on your forehead.
Teach them to your children, speaking of them at home and
abroad, whether you are busy or at rest.
And write them on the doorposts of your houses and on your
so that, as long as the heavens are above the earth, you and
your children may live on in the land which the LORD swore
to your fathers he would give them.
(Deuteronomy 11: 13 ― 21)
A Saving Help
We can see what a beautiful custom this was and what a help it was to the really devout in remembering God and in keeping His Law. These texts brought to their mind thoughts of their redemption from the land where they were slaves, the fidelity of God in so wonderfully fulfilling His promises to their fathers, their obligation to tell their children of all God’s mercies, the Great Commandment of the love of God and the rewards given to those who remember Him, love Him and serve Him.
A Jewish Forerunner
The Jew with:
….. only a shadow of the good things to come, and not the
very image of them. (Hebrews 10: 1)
was moved to invent a way of keeping in mind all that went to make up the very soul of his religion. In the painful rite of circumcision, he was made a child of Abraham. As a disciple of Moses, he wore the fringes on his garments and devised the use of the Phylacteries, while he looked forward to Him Who was to:
wash his garments, his robe in the blood of grapes.”
(Genesis 49: 11.)
In these observances generations of devout Jews lived and died.
They held to these things with a firm faith and an unshaken hope.
They did not receive what had been promised but saw it and
greeted it from afar and acknowledged themselves to be

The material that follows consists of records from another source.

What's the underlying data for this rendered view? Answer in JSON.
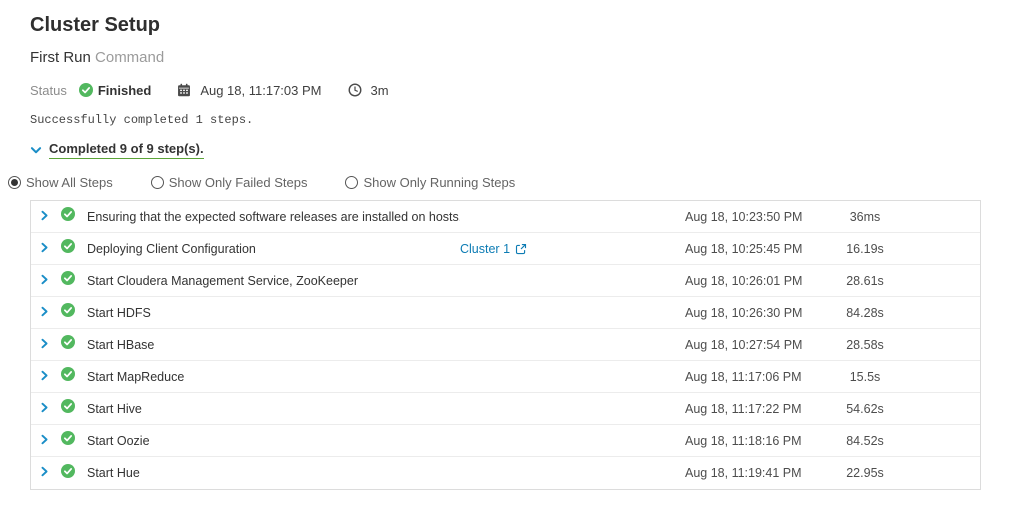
{
  "page": {
    "title": "Cluster Setup",
    "subtitle_strong": "First Run",
    "subtitle_light": "Command"
  },
  "status": {
    "label": "Status",
    "value": "Finished",
    "timestamp": "Aug 18, 11:17:03 PM",
    "duration": "3m"
  },
  "message": "Successfully completed 1 steps.",
  "progress": {
    "summary": "Completed 9 of 9 step(s)."
  },
  "filters": [
    {
      "label": "Show All Steps",
      "selected": true
    },
    {
      "label": "Show Only Failed Steps",
      "selected": false
    },
    {
      "label": "Show Only Running Steps",
      "selected": false
    }
  ],
  "steps": [
    {
      "label": "Ensuring that the expected software releases are installed on hosts.",
      "context": "",
      "time": "Aug 18, 10:23:50 PM",
      "duration": "36ms"
    },
    {
      "label": "Deploying Client Configuration",
      "context": "Cluster 1",
      "time": "Aug 18, 10:25:45 PM",
      "duration": "16.19s"
    },
    {
      "label": "Start Cloudera Management Service, ZooKeeper",
      "context": "",
      "time": "Aug 18, 10:26:01 PM",
      "duration": "28.61s"
    },
    {
      "label": "Start HDFS",
      "context": "",
      "time": "Aug 18, 10:26:30 PM",
      "duration": "84.28s"
    },
    {
      "label": "Start HBase",
      "context": "",
      "time": "Aug 18, 10:27:54 PM",
      "duration": "28.58s"
    },
    {
      "label": "Start MapReduce",
      "context": "",
      "time": "Aug 18, 11:17:06 PM",
      "duration": "15.5s"
    },
    {
      "label": "Start Hive",
      "context": "",
      "time": "Aug 18, 11:17:22 PM",
      "duration": "54.62s"
    },
    {
      "label": "Start Oozie",
      "context": "",
      "time": "Aug 18, 11:18:16 PM",
      "duration": "84.52s"
    },
    {
      "label": "Start Hue",
      "context": "",
      "time": "Aug 18, 11:19:41 PM",
      "duration": "22.95s"
    }
  ],
  "colors": {
    "success_green": "#52b85f",
    "underline_green": "#5ba437",
    "accent_blue": "#1b8ec7",
    "link_blue": "#0d7cb4",
    "text_dark": "#333333",
    "text_muted": "#8c8c8c",
    "row_border": "#ececec",
    "table_border": "#dcdcdc"
  }
}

strangers and aliens on earth, (Hebrews 11: 13.)
A Christian Equivalent
To recall all this to Christian minds is equivalent to a reminder to those among them who have neither in their homes nor on their persons a Crucifix. The image of Jesus Crucified should he a memorial before the eyes and a sign in the hands for a remembrance of our Redemption — that work of His love of which the deliverance from Egypt was a shadow and figure. It holds forth the most solemn promise of God that He will lead us to a better land than this. We have already passed from the state of bondage to the Devil through the Red Sea of His Blood. Having this Sign of Salvation to put us in remembrance of the commandments of His Law (Wisdom 16: 6.), we can go forward with confidence on our journey through the wilderness of this world. If we look upon Him, all bitter things will become sweet (Exodus 15: 25.), and even the serpent, the Devil, will be powerless to bring us to irreversible death. (Exodus 21: 8.) In this desert land we shall draw waters with joy from the Saviour’s fountains and the most barren life will bear fruit. The Crucifix — this memorial before the eyes ― will indeed be a safeguard, a guard against, evil and a guard in the keeping of His Holy Law. In the Crucifix, the Christian beholds the fulfillment of these ancient mysteries. But he, too, can see in the same holy image the shadow of a great event to come.
Blessed be Jesus the Messiah who has redeemed the world
and who will return at the end of time to bring His Kingdom
to eternal perfection.
This article has been based entirely on part of a chapter from:
“Under His Shadow” ―
Devotional Studies in the Sacred Passion of Our Lord Jesus Christ,
by the Reverend Francis Shea, C.P.
(Published by the Sign Press, Union City, 1931)
Only slight alterations were made to render it suitable for 21st Century
Internet use. For instance, a modern translation of the Scriptures
(the New American Bible) has been inserted to replace the old archaic
English (with the approval of the publishers).
Although long in the public domain, we pay tribute to this author and his very helpful retreat talk; and for his heartwarming respect for the Hebrew elements which have helped shape our Christian culture.
Readers not from a Catholic background may find it a helpful introduction to why their Catholic friends love to carry, hold, touch, look at and kiss a Crucifix. The practice has its origins in the Biblical incidents outlined above. Anyone wishing to understand this a little more, may like to read our devotional article, “A Visit to the Crucifix”.
Phylacteries and tassles / fringes / tzitzit
From the first days of the
Jesus, our Messiah, fulfilled
“If anyone wishes to come
We may try every means to
We look upon Him frequently in